▶ **Data for this task**
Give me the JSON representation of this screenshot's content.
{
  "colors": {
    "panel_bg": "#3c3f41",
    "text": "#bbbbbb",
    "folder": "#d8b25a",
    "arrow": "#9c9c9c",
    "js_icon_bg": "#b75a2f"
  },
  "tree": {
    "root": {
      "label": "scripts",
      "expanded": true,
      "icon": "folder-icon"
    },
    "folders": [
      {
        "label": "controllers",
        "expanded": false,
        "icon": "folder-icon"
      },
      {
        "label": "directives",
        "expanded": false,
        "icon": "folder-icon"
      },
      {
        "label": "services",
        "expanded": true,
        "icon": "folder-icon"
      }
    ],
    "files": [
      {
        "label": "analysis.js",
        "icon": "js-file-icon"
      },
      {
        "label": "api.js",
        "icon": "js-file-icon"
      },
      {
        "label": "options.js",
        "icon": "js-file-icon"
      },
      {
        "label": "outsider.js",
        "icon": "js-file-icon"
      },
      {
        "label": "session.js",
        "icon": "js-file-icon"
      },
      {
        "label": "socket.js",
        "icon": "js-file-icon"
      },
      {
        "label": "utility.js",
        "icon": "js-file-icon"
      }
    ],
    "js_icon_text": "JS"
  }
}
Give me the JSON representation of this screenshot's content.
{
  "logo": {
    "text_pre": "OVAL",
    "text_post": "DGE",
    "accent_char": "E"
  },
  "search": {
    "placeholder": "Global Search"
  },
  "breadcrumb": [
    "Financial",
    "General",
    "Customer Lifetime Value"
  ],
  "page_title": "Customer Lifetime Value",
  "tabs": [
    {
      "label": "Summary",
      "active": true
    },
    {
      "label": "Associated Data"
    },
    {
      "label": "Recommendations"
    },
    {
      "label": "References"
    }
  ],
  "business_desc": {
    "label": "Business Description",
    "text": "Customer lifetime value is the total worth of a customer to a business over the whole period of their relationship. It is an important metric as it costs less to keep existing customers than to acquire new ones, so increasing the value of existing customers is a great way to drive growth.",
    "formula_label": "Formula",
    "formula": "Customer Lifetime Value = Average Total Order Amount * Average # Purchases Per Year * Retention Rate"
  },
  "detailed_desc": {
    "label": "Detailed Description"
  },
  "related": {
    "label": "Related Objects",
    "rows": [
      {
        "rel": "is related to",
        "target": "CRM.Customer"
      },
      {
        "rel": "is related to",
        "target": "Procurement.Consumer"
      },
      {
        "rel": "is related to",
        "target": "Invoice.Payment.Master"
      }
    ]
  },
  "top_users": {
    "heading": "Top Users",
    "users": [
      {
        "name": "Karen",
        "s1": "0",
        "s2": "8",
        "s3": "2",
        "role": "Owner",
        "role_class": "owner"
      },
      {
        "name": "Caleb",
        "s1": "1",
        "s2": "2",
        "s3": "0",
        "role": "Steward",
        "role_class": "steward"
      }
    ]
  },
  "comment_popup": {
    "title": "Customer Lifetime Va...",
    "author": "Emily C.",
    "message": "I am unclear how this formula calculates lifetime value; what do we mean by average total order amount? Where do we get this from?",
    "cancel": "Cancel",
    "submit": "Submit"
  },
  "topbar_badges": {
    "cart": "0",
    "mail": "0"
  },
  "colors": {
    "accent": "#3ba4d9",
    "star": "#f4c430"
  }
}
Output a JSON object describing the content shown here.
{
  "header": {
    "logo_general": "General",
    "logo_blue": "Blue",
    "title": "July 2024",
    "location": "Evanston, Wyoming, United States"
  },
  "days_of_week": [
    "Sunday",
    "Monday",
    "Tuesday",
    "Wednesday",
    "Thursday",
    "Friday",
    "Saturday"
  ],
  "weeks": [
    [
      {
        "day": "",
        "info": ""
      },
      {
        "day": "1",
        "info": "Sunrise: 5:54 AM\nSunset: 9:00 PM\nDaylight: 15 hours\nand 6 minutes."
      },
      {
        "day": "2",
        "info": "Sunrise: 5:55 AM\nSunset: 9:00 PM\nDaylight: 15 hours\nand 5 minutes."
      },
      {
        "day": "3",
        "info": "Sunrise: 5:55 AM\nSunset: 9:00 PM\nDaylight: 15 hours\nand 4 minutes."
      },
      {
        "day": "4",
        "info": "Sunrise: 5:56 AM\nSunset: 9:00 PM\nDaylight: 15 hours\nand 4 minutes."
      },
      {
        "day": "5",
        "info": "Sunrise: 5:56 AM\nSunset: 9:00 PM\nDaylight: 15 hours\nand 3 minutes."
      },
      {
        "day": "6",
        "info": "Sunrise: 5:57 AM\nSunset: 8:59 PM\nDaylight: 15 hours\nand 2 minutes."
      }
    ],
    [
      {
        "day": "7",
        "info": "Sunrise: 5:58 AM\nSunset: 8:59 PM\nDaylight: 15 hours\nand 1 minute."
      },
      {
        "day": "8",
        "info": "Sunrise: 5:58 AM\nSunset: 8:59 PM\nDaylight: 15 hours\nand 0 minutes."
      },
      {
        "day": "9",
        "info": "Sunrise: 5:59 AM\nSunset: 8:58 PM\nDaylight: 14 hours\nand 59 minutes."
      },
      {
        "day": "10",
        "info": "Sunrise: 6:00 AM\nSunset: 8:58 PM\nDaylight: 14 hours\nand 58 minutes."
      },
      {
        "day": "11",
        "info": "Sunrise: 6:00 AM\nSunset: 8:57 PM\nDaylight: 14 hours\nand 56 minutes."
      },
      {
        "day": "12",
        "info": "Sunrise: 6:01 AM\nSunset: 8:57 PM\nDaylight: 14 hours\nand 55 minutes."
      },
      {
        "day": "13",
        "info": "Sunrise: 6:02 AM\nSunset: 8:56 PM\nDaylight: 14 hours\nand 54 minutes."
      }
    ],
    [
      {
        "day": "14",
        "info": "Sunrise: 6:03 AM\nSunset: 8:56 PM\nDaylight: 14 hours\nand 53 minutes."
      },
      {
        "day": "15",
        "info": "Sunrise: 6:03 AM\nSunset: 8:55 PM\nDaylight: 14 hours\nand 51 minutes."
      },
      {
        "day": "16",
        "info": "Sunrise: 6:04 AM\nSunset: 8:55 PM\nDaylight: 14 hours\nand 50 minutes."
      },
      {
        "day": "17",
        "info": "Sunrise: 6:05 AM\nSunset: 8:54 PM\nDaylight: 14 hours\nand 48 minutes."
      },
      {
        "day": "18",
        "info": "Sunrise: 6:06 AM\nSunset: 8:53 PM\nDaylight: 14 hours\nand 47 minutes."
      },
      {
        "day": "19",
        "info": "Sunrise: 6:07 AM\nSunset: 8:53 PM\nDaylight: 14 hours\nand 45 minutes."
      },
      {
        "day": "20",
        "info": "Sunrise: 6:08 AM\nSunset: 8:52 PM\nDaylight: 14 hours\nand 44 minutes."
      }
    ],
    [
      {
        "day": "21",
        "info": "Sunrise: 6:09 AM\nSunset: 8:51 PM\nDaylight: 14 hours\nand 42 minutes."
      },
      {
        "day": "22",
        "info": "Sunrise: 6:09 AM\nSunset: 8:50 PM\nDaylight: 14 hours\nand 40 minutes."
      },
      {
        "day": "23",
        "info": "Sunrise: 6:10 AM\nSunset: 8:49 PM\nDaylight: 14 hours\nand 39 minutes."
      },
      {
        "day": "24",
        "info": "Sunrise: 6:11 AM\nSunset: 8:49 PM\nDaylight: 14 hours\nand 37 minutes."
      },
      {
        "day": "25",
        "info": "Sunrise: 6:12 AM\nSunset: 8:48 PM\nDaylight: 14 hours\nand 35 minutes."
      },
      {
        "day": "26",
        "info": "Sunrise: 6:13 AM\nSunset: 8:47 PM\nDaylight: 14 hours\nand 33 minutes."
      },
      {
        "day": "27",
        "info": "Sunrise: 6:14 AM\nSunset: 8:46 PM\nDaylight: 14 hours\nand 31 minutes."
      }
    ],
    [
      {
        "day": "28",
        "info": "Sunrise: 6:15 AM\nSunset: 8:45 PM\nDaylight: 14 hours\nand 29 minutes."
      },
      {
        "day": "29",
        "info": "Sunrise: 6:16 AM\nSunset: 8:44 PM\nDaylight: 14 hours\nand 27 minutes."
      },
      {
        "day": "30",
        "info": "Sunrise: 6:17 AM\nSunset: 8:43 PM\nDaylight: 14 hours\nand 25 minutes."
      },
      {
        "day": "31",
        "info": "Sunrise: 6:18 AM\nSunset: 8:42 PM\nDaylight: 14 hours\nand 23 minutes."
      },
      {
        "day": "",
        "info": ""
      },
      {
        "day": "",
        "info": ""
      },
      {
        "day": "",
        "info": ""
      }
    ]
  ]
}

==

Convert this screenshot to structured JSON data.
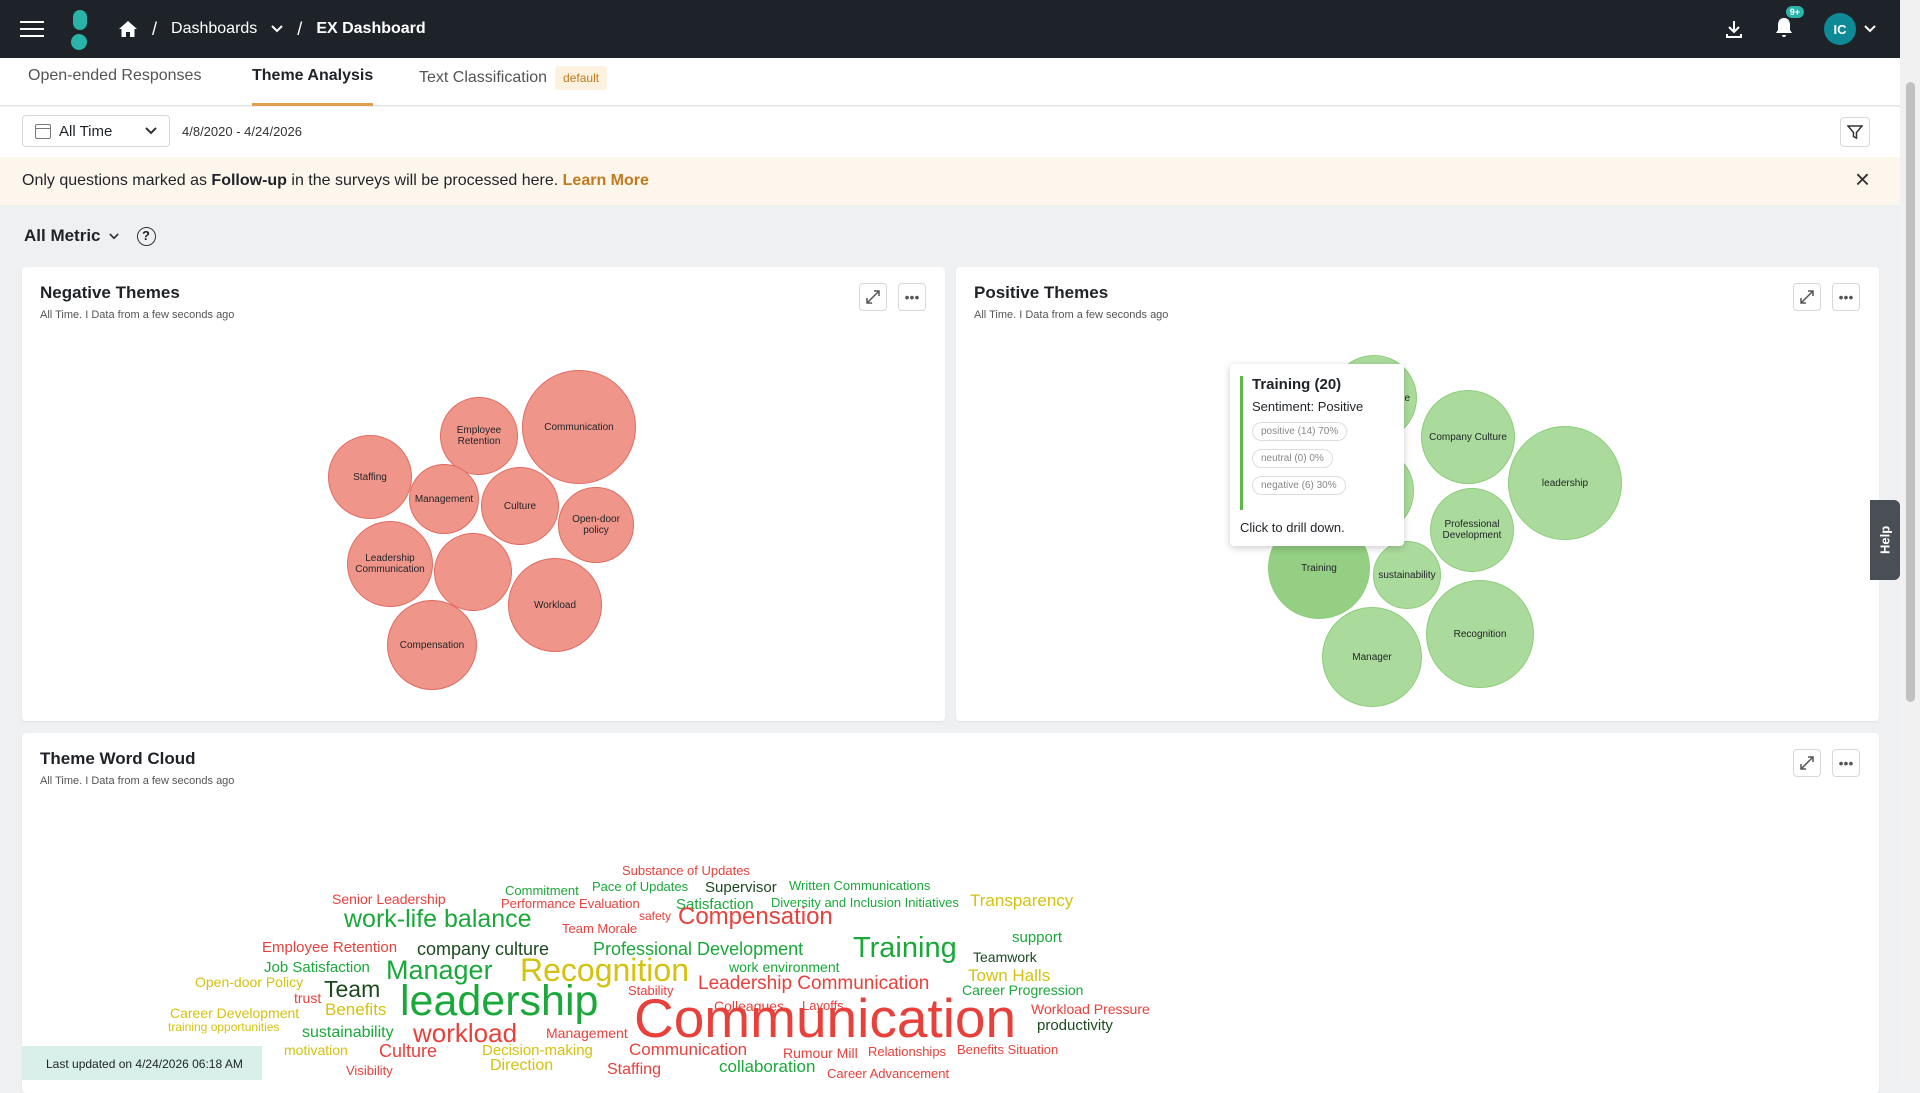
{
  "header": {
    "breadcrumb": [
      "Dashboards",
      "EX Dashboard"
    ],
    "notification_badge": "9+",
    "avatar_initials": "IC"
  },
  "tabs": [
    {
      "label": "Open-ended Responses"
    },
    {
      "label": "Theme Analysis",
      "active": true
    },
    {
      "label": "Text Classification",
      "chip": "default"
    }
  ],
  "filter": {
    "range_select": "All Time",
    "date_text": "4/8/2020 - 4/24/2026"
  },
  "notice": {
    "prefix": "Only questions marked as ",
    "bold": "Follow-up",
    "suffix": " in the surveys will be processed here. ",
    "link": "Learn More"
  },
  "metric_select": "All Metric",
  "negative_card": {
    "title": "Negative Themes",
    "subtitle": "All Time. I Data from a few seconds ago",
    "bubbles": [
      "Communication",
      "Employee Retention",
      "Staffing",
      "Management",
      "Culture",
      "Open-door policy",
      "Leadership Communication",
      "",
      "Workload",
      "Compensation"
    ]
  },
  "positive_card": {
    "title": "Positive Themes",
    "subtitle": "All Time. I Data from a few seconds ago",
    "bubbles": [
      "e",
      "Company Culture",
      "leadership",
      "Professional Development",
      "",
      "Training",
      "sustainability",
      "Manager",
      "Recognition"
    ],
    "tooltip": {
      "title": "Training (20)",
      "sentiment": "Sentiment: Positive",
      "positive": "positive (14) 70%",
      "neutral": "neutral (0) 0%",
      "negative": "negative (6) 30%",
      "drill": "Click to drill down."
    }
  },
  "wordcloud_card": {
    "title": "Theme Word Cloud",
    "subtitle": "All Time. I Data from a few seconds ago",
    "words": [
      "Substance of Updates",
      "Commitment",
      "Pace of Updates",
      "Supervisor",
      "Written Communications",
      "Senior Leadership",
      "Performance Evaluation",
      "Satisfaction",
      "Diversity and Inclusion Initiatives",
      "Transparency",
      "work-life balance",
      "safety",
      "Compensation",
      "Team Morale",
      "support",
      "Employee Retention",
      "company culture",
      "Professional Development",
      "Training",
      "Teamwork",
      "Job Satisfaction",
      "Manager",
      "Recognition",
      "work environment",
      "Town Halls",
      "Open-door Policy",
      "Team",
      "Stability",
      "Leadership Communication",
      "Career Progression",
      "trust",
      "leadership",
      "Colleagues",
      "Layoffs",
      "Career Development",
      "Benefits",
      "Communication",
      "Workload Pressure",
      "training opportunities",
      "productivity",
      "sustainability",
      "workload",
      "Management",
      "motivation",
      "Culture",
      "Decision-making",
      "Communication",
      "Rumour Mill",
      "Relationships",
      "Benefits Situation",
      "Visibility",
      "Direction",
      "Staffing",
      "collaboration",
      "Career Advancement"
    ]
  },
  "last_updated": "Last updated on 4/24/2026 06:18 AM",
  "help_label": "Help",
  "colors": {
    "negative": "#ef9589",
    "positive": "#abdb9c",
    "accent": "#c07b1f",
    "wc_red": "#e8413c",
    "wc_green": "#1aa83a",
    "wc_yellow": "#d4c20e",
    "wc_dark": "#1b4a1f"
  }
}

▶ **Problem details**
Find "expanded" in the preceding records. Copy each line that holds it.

▶ **Output for this exercise**
      "expanded": true,
        "expanded": false,
        "expanded": false,
        "expanded": true,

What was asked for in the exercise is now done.